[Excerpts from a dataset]
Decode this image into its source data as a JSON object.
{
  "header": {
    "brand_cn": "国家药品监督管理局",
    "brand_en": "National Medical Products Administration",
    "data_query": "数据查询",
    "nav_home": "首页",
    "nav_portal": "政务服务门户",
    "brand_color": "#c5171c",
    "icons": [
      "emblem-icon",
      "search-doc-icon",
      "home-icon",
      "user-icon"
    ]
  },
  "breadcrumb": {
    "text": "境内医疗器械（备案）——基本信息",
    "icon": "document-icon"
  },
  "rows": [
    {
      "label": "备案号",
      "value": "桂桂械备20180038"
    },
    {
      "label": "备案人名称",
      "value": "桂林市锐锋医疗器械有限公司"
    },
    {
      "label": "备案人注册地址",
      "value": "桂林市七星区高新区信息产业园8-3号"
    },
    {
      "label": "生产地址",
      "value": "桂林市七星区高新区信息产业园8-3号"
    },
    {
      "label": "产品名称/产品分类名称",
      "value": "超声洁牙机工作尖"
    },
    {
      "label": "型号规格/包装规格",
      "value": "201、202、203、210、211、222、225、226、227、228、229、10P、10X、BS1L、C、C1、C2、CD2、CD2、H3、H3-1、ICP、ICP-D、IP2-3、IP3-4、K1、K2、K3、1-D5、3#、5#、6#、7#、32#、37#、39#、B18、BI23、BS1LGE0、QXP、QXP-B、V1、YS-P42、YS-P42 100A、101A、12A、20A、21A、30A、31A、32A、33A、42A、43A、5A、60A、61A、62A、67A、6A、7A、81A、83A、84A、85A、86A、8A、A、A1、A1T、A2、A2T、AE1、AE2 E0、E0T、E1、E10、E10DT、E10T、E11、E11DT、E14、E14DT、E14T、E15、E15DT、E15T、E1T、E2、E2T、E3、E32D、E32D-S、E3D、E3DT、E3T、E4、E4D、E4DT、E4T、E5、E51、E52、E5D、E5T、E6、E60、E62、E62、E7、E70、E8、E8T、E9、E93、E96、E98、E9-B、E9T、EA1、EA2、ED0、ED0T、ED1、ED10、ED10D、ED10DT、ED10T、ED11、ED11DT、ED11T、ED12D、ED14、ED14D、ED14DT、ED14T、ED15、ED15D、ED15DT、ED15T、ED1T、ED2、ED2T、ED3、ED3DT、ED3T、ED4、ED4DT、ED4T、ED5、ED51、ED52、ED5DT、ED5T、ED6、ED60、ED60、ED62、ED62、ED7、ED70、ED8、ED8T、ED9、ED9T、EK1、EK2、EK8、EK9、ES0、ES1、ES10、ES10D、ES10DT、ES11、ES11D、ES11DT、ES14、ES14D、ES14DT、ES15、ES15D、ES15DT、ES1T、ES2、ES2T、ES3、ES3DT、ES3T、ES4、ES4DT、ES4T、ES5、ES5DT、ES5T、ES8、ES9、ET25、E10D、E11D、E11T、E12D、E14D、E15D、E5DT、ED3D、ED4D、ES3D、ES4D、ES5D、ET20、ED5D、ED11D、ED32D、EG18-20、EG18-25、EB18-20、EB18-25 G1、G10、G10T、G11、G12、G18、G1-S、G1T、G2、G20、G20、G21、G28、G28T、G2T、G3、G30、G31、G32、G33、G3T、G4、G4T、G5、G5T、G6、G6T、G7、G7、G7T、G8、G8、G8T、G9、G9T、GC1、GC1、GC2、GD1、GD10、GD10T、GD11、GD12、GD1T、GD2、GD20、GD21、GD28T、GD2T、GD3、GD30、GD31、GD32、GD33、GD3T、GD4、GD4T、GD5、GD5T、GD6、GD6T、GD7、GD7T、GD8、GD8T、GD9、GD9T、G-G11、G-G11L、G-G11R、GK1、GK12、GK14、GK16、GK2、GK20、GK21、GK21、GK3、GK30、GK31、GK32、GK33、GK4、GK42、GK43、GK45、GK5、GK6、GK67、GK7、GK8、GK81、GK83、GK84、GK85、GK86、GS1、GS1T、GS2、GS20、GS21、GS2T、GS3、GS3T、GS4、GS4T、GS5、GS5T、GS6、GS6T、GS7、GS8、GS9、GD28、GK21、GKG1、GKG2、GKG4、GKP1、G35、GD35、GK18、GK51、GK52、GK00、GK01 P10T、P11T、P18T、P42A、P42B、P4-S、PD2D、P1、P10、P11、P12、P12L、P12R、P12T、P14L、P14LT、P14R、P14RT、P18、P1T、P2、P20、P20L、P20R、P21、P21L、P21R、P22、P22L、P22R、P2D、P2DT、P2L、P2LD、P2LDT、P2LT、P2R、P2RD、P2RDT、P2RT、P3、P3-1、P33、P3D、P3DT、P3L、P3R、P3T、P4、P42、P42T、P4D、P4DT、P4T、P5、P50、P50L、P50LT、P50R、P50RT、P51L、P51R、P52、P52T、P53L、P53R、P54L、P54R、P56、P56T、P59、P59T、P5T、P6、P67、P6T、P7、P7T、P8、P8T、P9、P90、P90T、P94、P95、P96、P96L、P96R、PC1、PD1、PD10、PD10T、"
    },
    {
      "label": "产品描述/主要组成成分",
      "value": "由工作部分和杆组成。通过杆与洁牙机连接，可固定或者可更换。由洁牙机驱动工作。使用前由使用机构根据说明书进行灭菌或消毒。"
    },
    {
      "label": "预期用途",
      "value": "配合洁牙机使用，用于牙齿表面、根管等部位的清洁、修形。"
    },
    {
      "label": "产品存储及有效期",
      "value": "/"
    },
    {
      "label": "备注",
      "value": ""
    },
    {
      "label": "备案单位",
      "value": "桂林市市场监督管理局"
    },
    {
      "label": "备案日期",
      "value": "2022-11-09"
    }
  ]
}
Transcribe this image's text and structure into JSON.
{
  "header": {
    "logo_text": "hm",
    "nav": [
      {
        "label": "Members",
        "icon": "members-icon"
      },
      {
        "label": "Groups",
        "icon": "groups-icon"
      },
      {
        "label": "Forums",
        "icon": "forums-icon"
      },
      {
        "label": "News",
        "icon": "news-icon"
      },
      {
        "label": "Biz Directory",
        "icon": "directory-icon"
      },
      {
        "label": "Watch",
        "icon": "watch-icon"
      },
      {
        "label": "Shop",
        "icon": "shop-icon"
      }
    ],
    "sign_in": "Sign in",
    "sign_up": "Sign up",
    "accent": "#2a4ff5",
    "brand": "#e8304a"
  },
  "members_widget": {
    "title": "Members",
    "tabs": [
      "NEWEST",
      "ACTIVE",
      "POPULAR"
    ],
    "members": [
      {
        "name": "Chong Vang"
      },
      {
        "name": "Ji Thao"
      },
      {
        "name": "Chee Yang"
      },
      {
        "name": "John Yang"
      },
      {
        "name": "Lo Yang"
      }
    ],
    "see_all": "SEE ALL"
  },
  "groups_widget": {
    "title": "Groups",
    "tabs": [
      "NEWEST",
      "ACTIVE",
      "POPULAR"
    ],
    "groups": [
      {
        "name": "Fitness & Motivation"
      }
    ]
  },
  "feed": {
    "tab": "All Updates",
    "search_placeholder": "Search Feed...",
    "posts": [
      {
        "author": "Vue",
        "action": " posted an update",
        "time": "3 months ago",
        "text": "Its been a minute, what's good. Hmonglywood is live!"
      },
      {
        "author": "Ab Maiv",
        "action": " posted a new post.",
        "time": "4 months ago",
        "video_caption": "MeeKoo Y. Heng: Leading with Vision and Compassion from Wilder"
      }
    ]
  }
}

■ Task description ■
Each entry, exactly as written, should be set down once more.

■ Task output ■
Decode this image into its source data as a JSON object.
{
  "header": {
    "brand_cn": "国家药品监督管理局",
    "brand_en": "National Medical Products Administration",
    "data_query": "数据查询",
    "nav_home": "首页",
    "nav_portal": "政务服务门户",
    "brand_color": "#c5171c",
    "icons": [
      "emblem-icon",
      "search-doc-icon",
      "home-icon",
      "user-icon"
    ]
  },
  "breadcrumb": {
    "text": "境内医疗器械（备案）——基本信息",
    "icon": "document-icon"
  },
  "rows": [
    {
      "label": "备案号",
      "value": "桂桂械备20180038"
    },
    {
      "label": "备案人名称",
      "value": "桂林市锐锋医疗器械有限公司"
    },
    {
      "label": "备案人注册地址",
      "value": "桂林市七星区高新区信息产业园8-3号"
    },
    {
      "label": "生产地址",
      "value": "桂林市七星区高新区信息产业园8-3号"
    },
    {
      "label": "产品名称/产品分类名称",
      "value": "超声洁牙机工作尖"
    },
    {
      "label": "型号规格/包装规格",
      "value": "201、202、203、210、211、222、225、226、227、228、229、10P、10X、BS1L、C、C1、C2、CD2、CD2、H3、H3-1、ICP、ICP-D、IP2-3、IP3-4、K1、K2、K3、1-D5、3#、5#、6#、7#、32#、37#、39#、B18、BI23、BS1LGE0、QXP、QXP-B、V1、YS-P42、YS-P42 100A、101A、12A、20A、21A、30A、31A、32A、33A、42A、43A、5A、60A、61A、62A、67A、6A、7A、81A、83A、84A、85A、86A、8A、A、A1、A1T、A2、A2T、AE1、AE2 E0、E0T、E1、E10、E10DT、E10T、E11、E11DT、E14、E14DT、E14T、E15、E15DT、E15T、E1T、E2、E2T、E3、E32D、E32D-S、E3D、E3DT、E3T、E4、E4D、E4DT、E4T、E5、E51、E52、E5D、E5T、E6、E60、E62、E62、E7、E70、E8、E8T、E9、E93、E96、E98、E9-B、E9T、EA1、EA2、ED0、ED0T、ED1、ED10、ED10D、ED10DT、ED10T、ED11、ED11DT、ED11T、ED12D、ED14、ED14D、ED14DT、ED14T、ED15、ED15D、ED15DT、ED15T、ED1T、ED2、ED2T、ED3、ED3DT、ED3T、ED4、ED4DT、ED4T、ED5、ED51、ED52、ED5DT、ED5T、ED6、ED60、ED60、ED62、ED62、ED7、ED70、ED8、ED8T、ED9、ED9T、EK1、EK2、EK8、EK9、ES0、ES1、ES10、ES10D、ES10DT、ES11、ES11D、ES11DT、ES14、ES14D、ES14DT、ES15、ES15D、ES15DT、ES1T、ES2、ES2T、ES3、ES3DT、ES3T、ES4、ES4DT、ES4T、ES5、ES5DT、ES5T、ES8、ES9、ET25、E10D、E11D、E11T、E12D、E14D、E15D、E5DT、ED3D、ED4D、ES3D、ES4D、ES5D、ET20、ED5D、ED11D、ED32D、EG18-20、EG18-25、EB18-20、EB18-25 G1、G10、G10T、G11、G12、G18、G1-S、G1T、G2、G20、G20、G21、G28、G28T、G2T、G3、G30、G31、G32、G33、G3T、G4、G4T、G5、G5T、G6、G6T、G7、G7、G7T、G8、G8、G8T、G9、G9T、GC1、GC1、GC2、GD1、GD10、GD10T、GD11、GD12、GD1T、GD2、GD20、GD21、GD28T、GD2T、GD3、GD30、GD31、GD32、GD33、GD3T、GD4、GD4T、GD5、GD5T、GD6、GD6T、GD7、GD7T、GD8、GD8T、GD9、GD9T、G-G11、G-G11L、G-G11R、GK1、GK12、GK14、GK16、GK2、GK20、GK21、GK21、GK3、GK30、GK31、GK32、GK33、GK4、GK42、GK43、GK45、GK5、GK6、GK67、GK7、GK8、GK81、GK83、GK84、GK85、GK86、GS1、GS1T、GS2、GS20、GS21、GS2T、GS3、GS3T、GS4、GS4T、GS5、GS5T、GS6、GS6T、GS7、GS8、GS9、GD28、GK21、GKG1、GKG2、GKG4、GKP1、G35、GD35、GK18、GK51、GK52、GK00、GK01 P10T、P11T、P18T、P42A、P42B、P4-S、PD2D、P1、P10、P11、P12、P12L、P12R、P12T、P14L、P14LT、P14R、P14RT、P18、P1T、P2、P20、P20L、P20R、P21、P21L、P21R、P22、P22L、P22R、P2D、P2DT、P2L、P2LD、P2LDT、P2LT、P2R、P2RD、P2RDT、P2RT、P3、P3-1、P33、P3D、P3DT、P3L、P3R、P3T、P4、P42、P42T、P4D、P4DT、P4T、P5、P50、P50L、P50LT、P50R、P50RT、P51L、P51R、P52、P52T、P53L、P53R、P54L、P54R、P56、P56T、P59、P59T、P5T、P6、P67、P6T、P7、P7T、P8、P8T、P9、P90、P90T、P94、P95、P96、P96L、P96R、PC1、PD1、PD10、PD10T、"
    },
    {
      "label": "产品描述/主要组成成分",
      "value": "由工作部分和杆组成。通过杆与洁牙机连接，可固定或者可更换。由洁牙机驱动工作。使用前由使用机构根据说明书进行灭菌或消毒。"
    },
    {
      "label": "预期用途",
      "value": "配合洁牙机使用，用于牙齿表面、根管等部位的清洁、修形。"
    },
    {
      "label": "产品存储及有效期",
      "value": "/"
    },
    {
      "label": "备注",
      "value": ""
    },
    {
      "label": "备案单位",
      "value": "桂林市市场监督管理局"
    },
    {
      "label": "备案日期",
      "value": "2022-11-09"
    }
  ]
}
Transcribe this image's text and structure into JSON.
{
  "header": {
    "logo_text": "hm",
    "nav": [
      {
        "label": "Members",
        "icon": "members-icon"
      },
      {
        "label": "Groups",
        "icon": "groups-icon"
      },
      {
        "label": "Forums",
        "icon": "forums-icon"
      },
      {
        "label": "News",
        "icon": "news-icon"
      },
      {
        "label": "Biz Directory",
        "icon": "directory-icon"
      },
      {
        "label": "Watch",
        "icon": "watch-icon"
      },
      {
        "label": "Shop",
        "icon": "shop-icon"
      }
    ],
    "sign_in": "Sign in",
    "sign_up": "Sign up",
    "accent": "#2a4ff5",
    "brand": "#e8304a"
  },
  "members_widget": {
    "title": "Members",
    "tabs": [
      "NEWEST",
      "ACTIVE",
      "POPULAR"
    ],
    "members": [
      {
        "name": "Chong Vang"
      },
      {
        "name": "Ji Thao"
      },
      {
        "name": "Chee Yang"
      },
      {
        "name": "John Yang"
      },
      {
        "name": "Lo Yang"
      }
    ],
    "see_all": "SEE ALL"
  },
  "groups_widget": {
    "title": "Groups",
    "tabs": [
      "NEWEST",
      "ACTIVE",
      "POPULAR"
    ],
    "groups": [
      {
        "name": "Fitness & Motivation"
      }
    ]
  },
  "feed": {
    "tab": "All Updates",
    "search_placeholder": "Search Feed...",
    "posts": [
      {
        "author": "Vue",
        "action": " posted an update",
        "time": "3 months ago",
        "text": "Its been a minute, what's good. Hmonglywood is live!"
      },
      {
        "author": "Ab Maiv",
        "action": " posted a new post.",
        "time": "4 months ago",
        "video_caption": "MeeKoo Y. Heng: Leading with Vision and Compassion from Wilder"
      }
    ]
  }
}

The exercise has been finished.